[What the exercise asks]: Report every line in the listing that contains the string "ADULT".

[Supplied data]:
--*--
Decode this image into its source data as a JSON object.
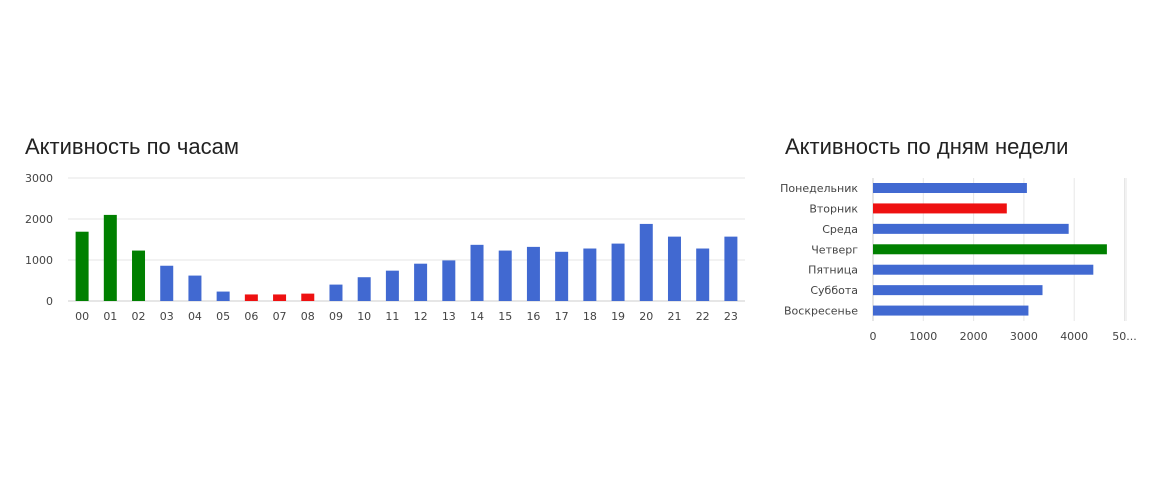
{
  "chart_data": [
    {
      "type": "bar",
      "title": "Активность по часам",
      "categories": [
        "00",
        "01",
        "02",
        "03",
        "04",
        "05",
        "06",
        "07",
        "08",
        "09",
        "10",
        "11",
        "12",
        "13",
        "14",
        "15",
        "16",
        "17",
        "18",
        "19",
        "20",
        "21",
        "22",
        "23"
      ],
      "values": [
        1690,
        2100,
        1230,
        860,
        620,
        230,
        160,
        160,
        180,
        400,
        580,
        740,
        910,
        990,
        1370,
        1230,
        1320,
        1200,
        1280,
        1400,
        1880,
        1570,
        1280,
        1570
      ],
      "colors": [
        "#008000",
        "#008000",
        "#008000",
        "#4169d1",
        "#4169d1",
        "#4169d1",
        "#ee1111",
        "#ee1111",
        "#ee1111",
        "#4169d1",
        "#4169d1",
        "#4169d1",
        "#4169d1",
        "#4169d1",
        "#4169d1",
        "#4169d1",
        "#4169d1",
        "#4169d1",
        "#4169d1",
        "#4169d1",
        "#4169d1",
        "#4169d1",
        "#4169d1",
        "#4169d1"
      ],
      "yticks": [
        "0",
        "1000",
        "2000",
        "3000"
      ],
      "ylim": [
        0,
        3000
      ],
      "grid": true
    },
    {
      "type": "bar",
      "orientation": "horizontal",
      "title": "Активность по дням недели",
      "categories": [
        "Понедельник",
        "Вторник",
        "Среда",
        "Четверг",
        "Пятница",
        "Суббота",
        "Воскресенье"
      ],
      "values": [
        3060,
        2660,
        3890,
        4650,
        4380,
        3370,
        3090
      ],
      "colors": [
        "#4169d1",
        "#ee1111",
        "#4169d1",
        "#008000",
        "#4169d1",
        "#4169d1",
        "#4169d1"
      ],
      "xticks": [
        "0",
        "1000",
        "2000",
        "3000",
        "4000",
        "50..."
      ],
      "xlim": [
        0,
        5000
      ],
      "grid": true
    }
  ]
}
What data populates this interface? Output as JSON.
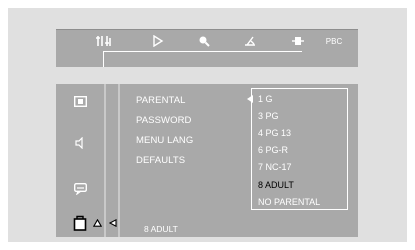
{
  "topbar": {
    "tabs": [
      {
        "icon": "audio-settings-icon"
      },
      {
        "icon": "play-icon"
      },
      {
        "icon": "zoom-icon"
      },
      {
        "icon": "angle-icon"
      },
      {
        "icon": "subtitle-icon"
      },
      {
        "icon": "pbc-icon",
        "label": "PBC"
      }
    ]
  },
  "sidebar": {
    "items": [
      {
        "icon": "display-icon"
      },
      {
        "icon": "speaker-icon"
      },
      {
        "icon": "subtitle-screen-icon"
      },
      {
        "icon": "lock-icon",
        "selected": true
      }
    ]
  },
  "menu": {
    "items": [
      "PARENTAL",
      "PASSWORD",
      "MENU LANG",
      "DEFAULTS"
    ]
  },
  "options": {
    "items": [
      "1 G",
      "3 PG",
      "4 PG 13",
      "6 PG-R",
      "7 NC-17",
      "8 ADULT",
      "NO PARENTAL"
    ],
    "selected": "8 ADULT"
  },
  "status": {
    "current_value": "8 ADULT"
  }
}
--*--
[Solution to the problem]:
      "8 ADULT",
    "selected": "8 ADULT"
    "current_value": "8 ADULT"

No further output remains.